Dallimore succeeds admirably. He presents Spurgeon as more than a great and powerful preacher. He presents him as a man who was the product of a long line of believers, a man whose life was filled with struggles and a man who emerged victorious. Above all, we see a man who was specially gifted by God and used those gifts to the fullest. Spurgeon's legacy is nearly immeasurable in souls won, in faith strengthened and in his influence over other preachers. He truly earned his title as the Prince of Preachers.Read more ›
Dallimore, the Baptist pastor, emphasizes a Spurgeon who was a whirlwind of pastoral commitments, a hearty Calvinist who supervised a magnificent range of church-oriented social service activities. (To an agnostic he once retorted, "The God who answereth by Orphanages, Let Him Be God.") No wonder that after spending nearly forty years in the pulpit, Spurgeon died before he was sixty.
Dallimore also properly stresses Spurgeon's principled withdrawal from the Baptist Union, with all the hurtful criticism that that decision engendered--as well as its prophetic anticipation of religious decline in the twentieth century. Yet it is also heartening to read of Spurgeon's warm relationship with those other evangelical giants of the late nineteenth century, D. L. Moody and Hudson Taylor, who didn't always cross their "t's" the same way as the London Baptist.
I would have preferred a bit more on Spurgeon's theology, the historic setting in which his ministry developed, and the contrast between his periods of deep depression and his reputation as a "bubbling fountain of humor." Nevertheless, for the modern general reader, this life of Charles Haddon Spurgeon is perhaps the best introduction to the greatest of all nineteenth-century evangelical preachers .
If you really want to dive into Spurgeon's life and see the trials and victories that this man faced, this is a wonderful book. Enjoy it.
This biography by Arnold Dallimore is an excellent introduction to the life and ministry of the "Prince of Preachers." Reading through this brief work will give the reader a swift but sufficient introduction to the primary life events, theological moorings, and major accomplishments of this stalwart Christian hero.
As Dallimore traces the incomparable Spurgeon from his progenic childhood, beyond his meteoric rise as a young Baptist pastor, and through his grueling sufferings of both body and soul (the Downgrade Controversy was especially wearing on the London Calvinist), the reader gets the impression that Spurgeon was nearly apostolic.
In fact, the reason that I gave this work four stars instead of five is that it verges on hagiography. Throughout, nearly the only "weakness" that Dallimore can detect in the life of C.H. Spurgeon is that he smoked cigars and had an alcoholic beverage from time to time! Certainly, this work is an attempt, however admirable, to cast Spurgeon in the purest of lights and to give him his due among the venerable men of Christian history.
I too love much about Spurgeon: his pleading for souls, his resistance to the creeping influence of liberal theology, and his ardent defense of Calvinism and the doctrines of our Puritan forefathers.Read more ›
Most Recent Customer Reviews
Dallimore does a wonderful job of telling the life of Spurgeon.
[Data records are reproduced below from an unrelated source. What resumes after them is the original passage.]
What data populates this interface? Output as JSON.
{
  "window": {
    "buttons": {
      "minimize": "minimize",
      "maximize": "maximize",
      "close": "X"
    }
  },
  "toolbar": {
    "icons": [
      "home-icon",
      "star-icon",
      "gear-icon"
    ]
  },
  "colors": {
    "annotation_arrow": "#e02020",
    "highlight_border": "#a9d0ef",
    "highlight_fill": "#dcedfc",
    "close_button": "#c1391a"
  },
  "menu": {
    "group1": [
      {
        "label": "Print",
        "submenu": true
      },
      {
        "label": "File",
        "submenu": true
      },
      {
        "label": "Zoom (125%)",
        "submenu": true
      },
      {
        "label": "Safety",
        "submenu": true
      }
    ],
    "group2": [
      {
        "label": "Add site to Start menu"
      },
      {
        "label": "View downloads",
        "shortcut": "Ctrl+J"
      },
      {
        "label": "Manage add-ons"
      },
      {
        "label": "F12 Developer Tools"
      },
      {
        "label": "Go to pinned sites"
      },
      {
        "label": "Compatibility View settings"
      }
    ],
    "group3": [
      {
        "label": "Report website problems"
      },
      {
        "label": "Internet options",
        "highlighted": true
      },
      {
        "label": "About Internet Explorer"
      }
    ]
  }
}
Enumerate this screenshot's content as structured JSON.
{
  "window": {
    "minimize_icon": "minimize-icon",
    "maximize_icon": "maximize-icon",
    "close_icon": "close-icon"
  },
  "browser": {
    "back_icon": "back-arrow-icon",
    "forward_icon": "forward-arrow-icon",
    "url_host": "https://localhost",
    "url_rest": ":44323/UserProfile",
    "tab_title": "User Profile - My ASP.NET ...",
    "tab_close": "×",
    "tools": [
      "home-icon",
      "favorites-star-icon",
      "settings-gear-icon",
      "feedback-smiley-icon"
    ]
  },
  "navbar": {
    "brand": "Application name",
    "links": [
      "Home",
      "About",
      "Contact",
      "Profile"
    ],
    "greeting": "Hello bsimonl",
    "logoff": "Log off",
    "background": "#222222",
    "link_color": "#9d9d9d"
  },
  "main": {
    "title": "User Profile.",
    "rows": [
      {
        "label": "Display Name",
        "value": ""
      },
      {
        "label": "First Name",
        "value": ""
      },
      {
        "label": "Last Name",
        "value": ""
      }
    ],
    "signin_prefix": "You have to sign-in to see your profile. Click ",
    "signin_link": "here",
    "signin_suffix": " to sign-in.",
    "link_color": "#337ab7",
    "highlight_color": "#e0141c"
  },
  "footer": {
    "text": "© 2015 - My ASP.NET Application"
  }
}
An inspiring book.Published 13 months ago by Darryl Holmes
I am a senior citizen so I have heard about Charles Spurgeon all my life. It was a blessing to read about him. He was certainly a gifted man who honored God in a humble way. M. Read morePublished 17 months ago by M. A. Ramgren